At Dream TV, Sarhan's reputation for tackling subjects hitherto considered taboo grew, and the channel faced threats that its licence would be revoked, ostensibly for programmes such as the one Sarhan presented on masturbation and its impact on marital relationships, though many commentators thought the real reason behind the threats was because Dream TV was the platform chosen by senior political analyst Mohamed Hassanein Heikal to "address the nation", not least on the subject of the presidency being "inherited" by Hosni Mubarak's son, Gamal.
After Dream TV Sarhan moved to the Rotana satellite network, where she mostly presented chat shows with celebrities but occasionally broaching sensitive issues, among them women's expectations of sex.
Sarhan is a controversial personality, talented but provocative, and her outspokenness has alienated many.
"This time she has gone too far," says Mustafa Bakri, MP and chief editor of the independent weekly Al-Osbou. "Bringing some girls and making them play the roles of prostitutes and talk obscenities on the pretext of discussing prostitution in Egypt is absurd. All she did was fabricate. One of the girls said she was paid LE10,000, a clear encouragement to Egyptian girls."
"And why didn't she bring other Arab girls? Is it because it is a Saudi-owned network? She should be punished for what she did."
Journalist Makram Mohamed Ahmed disagrees. "If Hala Sarhan promised the girls to completely blur their faces and voices and did not then she committed a mistake. But to say that she defamed Egypt's reputation and committed treason is an exaggeration. We should examine the girls' claims carefully since they are old enough not to be tricked." He believes "the aim is to target her personally."
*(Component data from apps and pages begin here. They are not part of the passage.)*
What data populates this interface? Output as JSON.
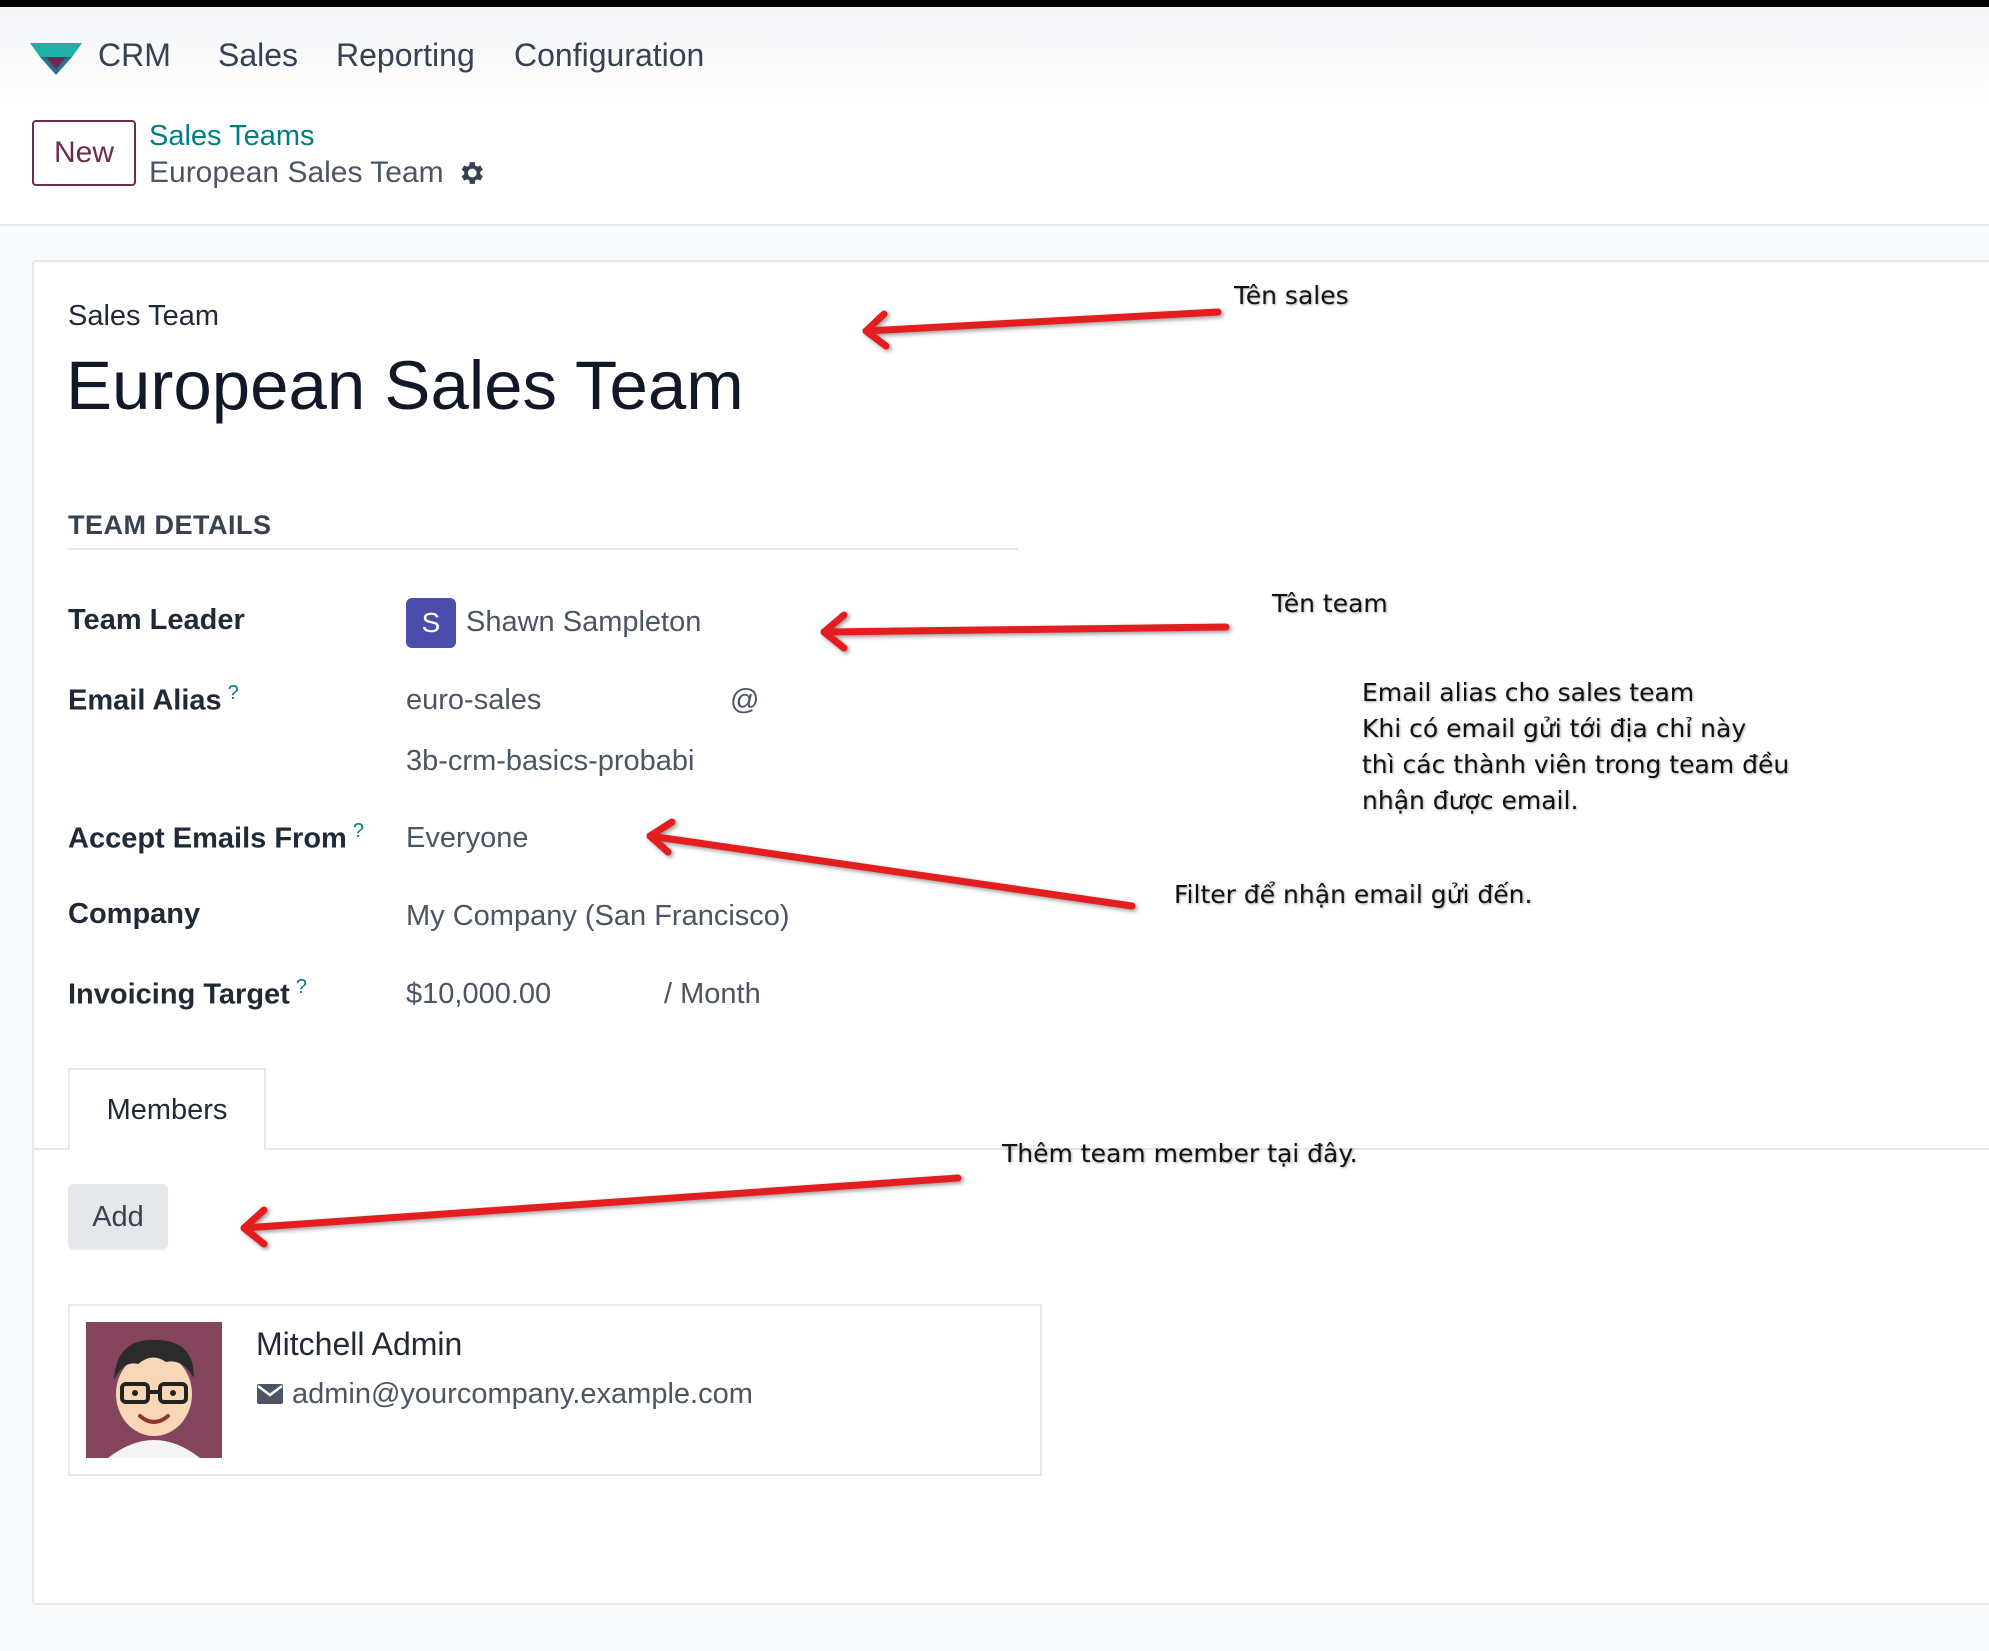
{
  "navbar": {
    "app_name": "CRM",
    "menu": [
      "Sales",
      "Reporting",
      "Configuration"
    ]
  },
  "control_panel": {
    "new_button": "New",
    "breadcrumb_parent": "Sales Teams",
    "breadcrumb_current": "European Sales Team"
  },
  "form": {
    "label": "Sales Team",
    "title": "European Sales Team",
    "section_title": "TEAM DETAILS",
    "fields": {
      "team_leader_label": "Team Leader",
      "team_leader_initial": "S",
      "team_leader_value": "Shawn Sampleton",
      "email_alias_label": "Email Alias",
      "email_alias_help": "?",
      "email_alias_value": "euro-sales",
      "email_alias_at": "@",
      "email_alias_domain": "3b-crm-basics-probabi",
      "accept_emails_label": "Accept Emails From",
      "accept_emails_help": "?",
      "accept_emails_value": "Everyone",
      "company_label": "Company",
      "company_value": "My Company (San Francisco)",
      "invoicing_label": "Invoicing Target",
      "invoicing_help": "?",
      "invoicing_value": "$10,000.00",
      "invoicing_period": "/ Month"
    },
    "tabs": [
      "Members"
    ],
    "add_button": "Add",
    "members": [
      {
        "name": "Mitchell Admin",
        "email": "admin@yourcompany.example.com"
      }
    ]
  },
  "annotations": {
    "ten_sales": "Tên sales",
    "ten_team": "Tên team",
    "email_alias_lines": [
      "Email alias cho sales team",
      "Khi có email gửi tới địa chỉ này",
      "thì các thành viên trong team đều",
      "nhận được email."
    ],
    "filter": "Filter để nhận email gửi đến.",
    "them_member": "Thêm team member tại đây."
  },
  "colors": {
    "brand_primary": "#6b2c4f",
    "link_teal": "#017e84",
    "avatar_indigo": "#4c4cad",
    "annotation_arrow": "#e41e1e"
  }
}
Some argue that what really ruffled the feathers of the authorities was the girls' claim that they worked in cahoots with the police and enjoyed protection. Following the publicity generated by revelations, including video film, of torture in police stations, another scandal was the last thing the police wanted. "Because the girls' identity was not adequately concealed the police may have identified them and offered them a deal. Either be jailed for their confessions or claim that the whole thing was fiction," says one prominent media figure who requested anonymity.
Yet others believe the case has been exaggerated to distract the public from more important issues. "Like the Maadi safah and Minister of Culture Farouk Hosni's remarks on the veil, the story actually boils down to nothing," insists leading Al-Ahram columnist Salama Ahmed Salama. "It is just a way to occupy the public and distract them from controversies like the constitutional amendments and Muslim Brotherhood arrests."
"The system is ready to sacrifice anyone in order to draw attention away from the clampdown on the Muslim Brotherhood and the prevalence of police torture. It is not a case of three girls being tricked or media fabrication but an attempt to frighten those in the media who might broach more important issues," wrote Wael El-Ibrashi, chief editor of Sawt Al-Umma.
The regime, he continued, attempts to destroy anyone who dares to expose its shortcomings. Al-Ghad Party leader Ayman Nour was jailed on forgery charges after running for presidency and MP Talaat El-Sadat was jailed for insulting the military after he proved the innocence of the Beni Mazar suspect. Indeed El-Ibrashi himself, along with Al-Dostour 's chief editor Ibrahim Eissa, known for their bold criticism, face multiple charges and possible jail sentences.